◆ **Task instructions**
Report every line of the material that contains the string "title".

◆ **Available data**
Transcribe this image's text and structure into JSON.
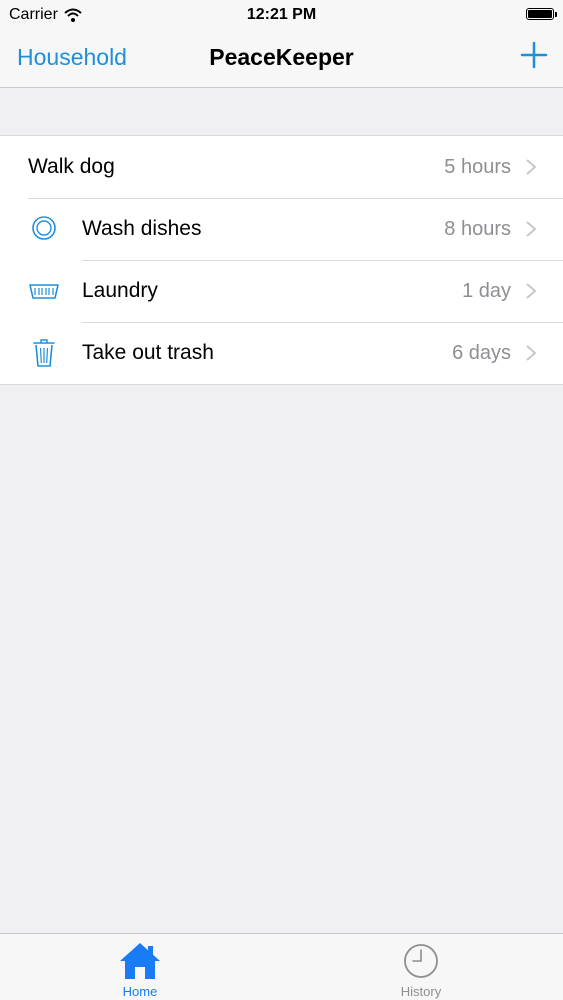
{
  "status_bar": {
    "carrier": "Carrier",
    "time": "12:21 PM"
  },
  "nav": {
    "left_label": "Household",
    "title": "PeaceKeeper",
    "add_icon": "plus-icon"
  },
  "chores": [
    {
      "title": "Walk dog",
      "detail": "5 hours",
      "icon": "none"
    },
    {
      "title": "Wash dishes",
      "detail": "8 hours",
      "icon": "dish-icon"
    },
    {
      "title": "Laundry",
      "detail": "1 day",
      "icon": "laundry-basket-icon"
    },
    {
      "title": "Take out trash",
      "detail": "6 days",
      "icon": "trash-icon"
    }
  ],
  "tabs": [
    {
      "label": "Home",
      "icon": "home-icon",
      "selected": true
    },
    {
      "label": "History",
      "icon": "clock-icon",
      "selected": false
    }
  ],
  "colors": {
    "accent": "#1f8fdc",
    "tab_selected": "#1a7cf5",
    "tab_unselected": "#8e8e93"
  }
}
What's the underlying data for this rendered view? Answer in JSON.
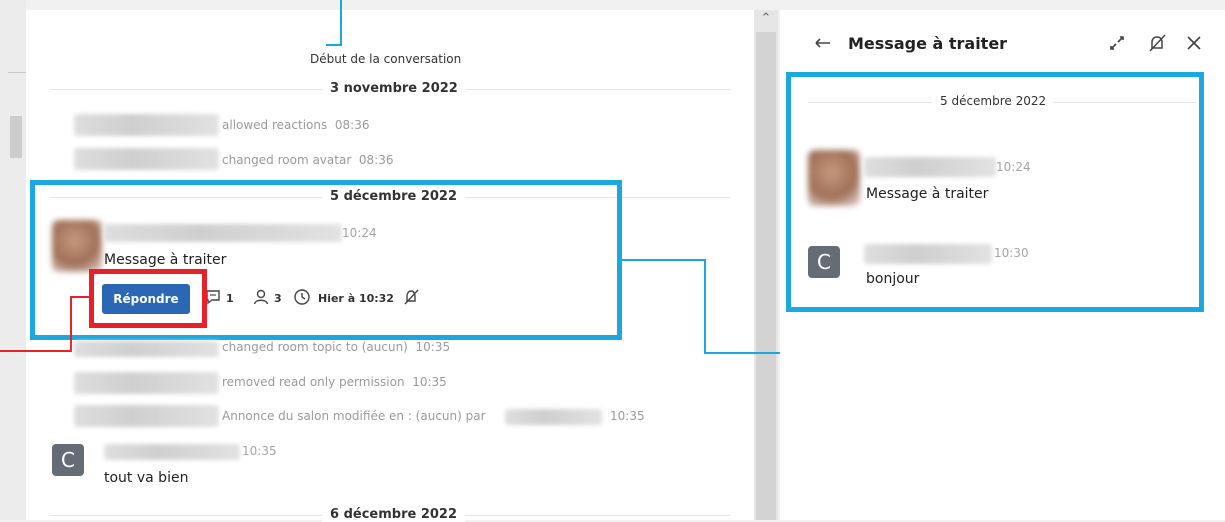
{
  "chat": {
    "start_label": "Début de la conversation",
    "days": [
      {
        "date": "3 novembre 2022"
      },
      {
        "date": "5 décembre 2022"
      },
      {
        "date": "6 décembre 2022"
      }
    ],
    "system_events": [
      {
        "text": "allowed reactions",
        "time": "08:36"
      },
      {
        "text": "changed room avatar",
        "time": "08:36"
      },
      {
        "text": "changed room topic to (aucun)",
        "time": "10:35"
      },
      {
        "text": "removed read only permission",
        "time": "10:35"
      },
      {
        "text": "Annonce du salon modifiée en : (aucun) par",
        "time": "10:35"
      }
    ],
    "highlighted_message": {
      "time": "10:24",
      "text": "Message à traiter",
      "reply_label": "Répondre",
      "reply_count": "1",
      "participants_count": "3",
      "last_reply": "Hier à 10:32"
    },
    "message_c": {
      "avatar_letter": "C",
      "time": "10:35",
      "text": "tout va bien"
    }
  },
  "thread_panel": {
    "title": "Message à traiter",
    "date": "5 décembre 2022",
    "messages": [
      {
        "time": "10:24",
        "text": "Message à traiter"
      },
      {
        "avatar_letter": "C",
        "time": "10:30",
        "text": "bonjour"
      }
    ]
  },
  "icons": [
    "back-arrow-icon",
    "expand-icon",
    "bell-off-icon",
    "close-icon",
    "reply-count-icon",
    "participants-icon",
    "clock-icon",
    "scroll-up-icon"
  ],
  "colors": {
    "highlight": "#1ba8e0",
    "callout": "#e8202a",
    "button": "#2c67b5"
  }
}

◆ **Response**
    "title": "PeaceKeeper",
      "title": "Walk dog",
      "title": "Wash dishes",
      "title": "Laundry",
      "title": "Take out trash",
    "title": "Message à traiter",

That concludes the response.